Valid information sharing is vital. It is a form of educating others who by chance might not have had access, that is progress. Research. We have access to many avenues and sources of credible information therefore there is no excuse. It is not the black individual’s role to educate, and by taking on the learning yourself you are doing your part. Speak to those around you, your friends, family, colleagues. We must be constantly questioning the practices within our organisations and communities to ensure that we are working towards fighting against inequality and oppression. We all have a responsibility to choose how we use our platforms. Donate, sign petitions, listen to learn and not to respond. Remaining silent on these issues exhibits your privilege, and many like myself don't have that privilege.
Are there any stories about your experience as a black woman in Australia you would like to share?
I, unfortunately, have had a few, I have been harassed in public spaces and had no one around me speak up. I have had my car vandalised for parking outside my house, by my neighbour, I have also faced numerous indirect prejudices of course. As a black individual you are trained to tackle these situations from an extremely young age, you come to the realisation that you will always be treated differently thus you adapt and learn by developing ‘survival tactics’ such as policing yourself in public. But this only makes things worse. And we should never have had to do that in the first place because of our skin. No one should ever have to go through that. Let alone develop survival tactics to battle the abuses that happen, from people who make us feel like we don’t belong.

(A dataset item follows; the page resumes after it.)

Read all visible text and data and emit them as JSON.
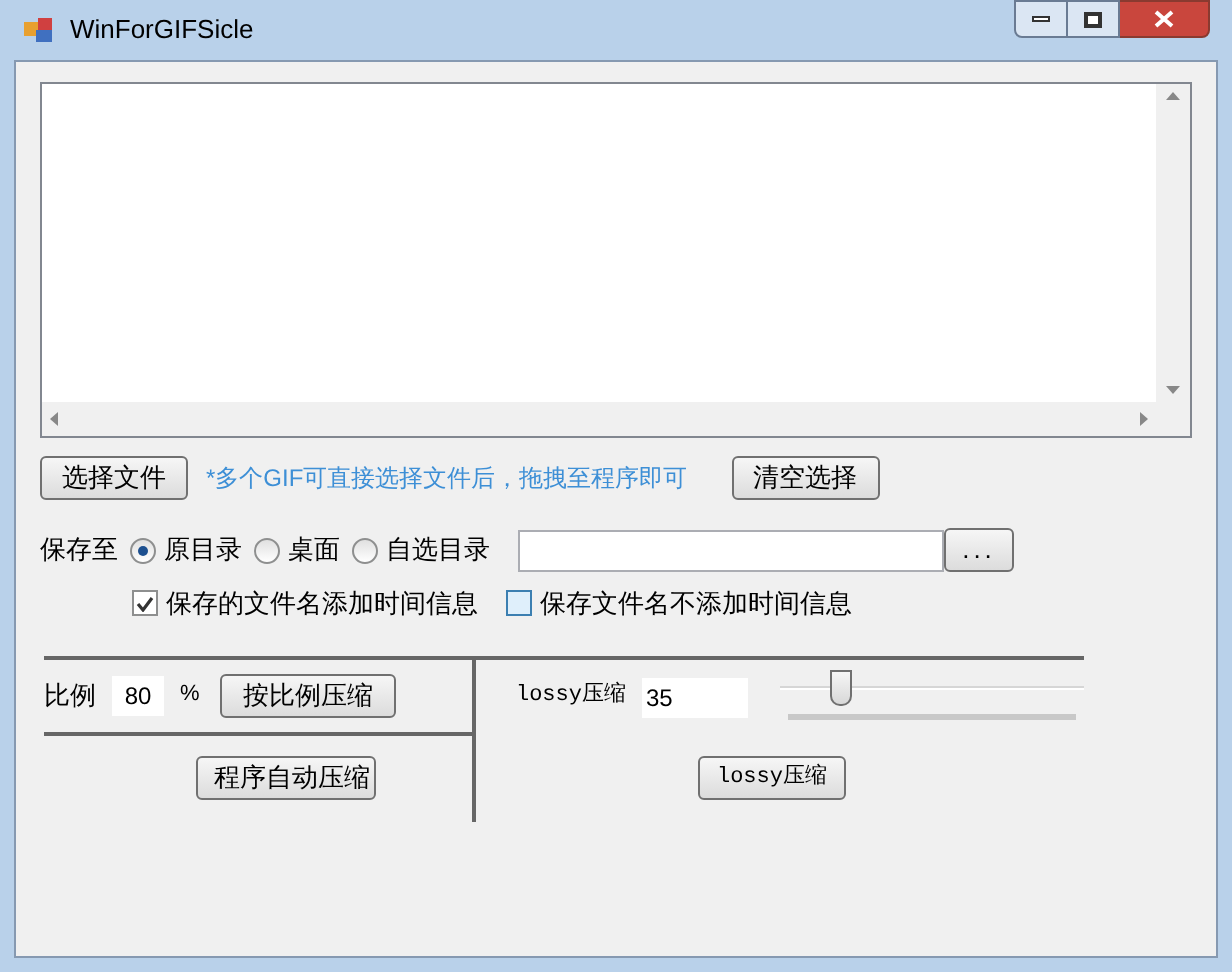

Tell me about POCC Magazine?
People of Colour Collective (POCC) Magazine was born with its aim to champion people of colour's talent and authenticity. A celebration of both heritage and community. Our aim is to ensure that we have representation and diversity across all spectrums within the creative industry.
What are your thoughts on the fashion industry and those within it, on addressing diversity, inclusivity and tokenism in a meaningful way?
We have a long way to go, we must ensure that we are hiring black individuals behind the scenes, this is why we endure issues such as tokenism. We must continue to create spaces for POC and ensure that we are creating platforms that uplift and champions them. The work should also be behind the scenes, choosing a POC model is simply not enough.
What would you like to express to your community or the world right in general at this time?
We must continue to raise our voices against the injustices against the black community, no matter how small an individual's platform may seem. Solidarity is key in dismantling the racism within our communities. By choosing to be neutral you are choosing the side of the oppressor.